**App and web page records**
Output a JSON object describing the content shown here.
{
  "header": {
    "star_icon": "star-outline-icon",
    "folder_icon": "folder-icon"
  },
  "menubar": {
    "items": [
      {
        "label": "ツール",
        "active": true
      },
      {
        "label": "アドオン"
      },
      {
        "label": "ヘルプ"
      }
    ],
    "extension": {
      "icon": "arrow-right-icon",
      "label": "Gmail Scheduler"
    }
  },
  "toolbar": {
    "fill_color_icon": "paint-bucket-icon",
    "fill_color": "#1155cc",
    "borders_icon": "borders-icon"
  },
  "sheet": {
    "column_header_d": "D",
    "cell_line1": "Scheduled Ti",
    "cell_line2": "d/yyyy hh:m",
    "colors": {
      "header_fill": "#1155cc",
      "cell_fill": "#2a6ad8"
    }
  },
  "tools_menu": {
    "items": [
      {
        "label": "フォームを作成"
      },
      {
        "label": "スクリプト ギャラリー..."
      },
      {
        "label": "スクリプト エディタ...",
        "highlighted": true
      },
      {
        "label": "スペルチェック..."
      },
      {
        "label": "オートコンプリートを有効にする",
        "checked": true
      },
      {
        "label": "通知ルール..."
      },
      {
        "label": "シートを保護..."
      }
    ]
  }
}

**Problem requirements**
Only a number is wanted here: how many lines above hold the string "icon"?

**Written response**
5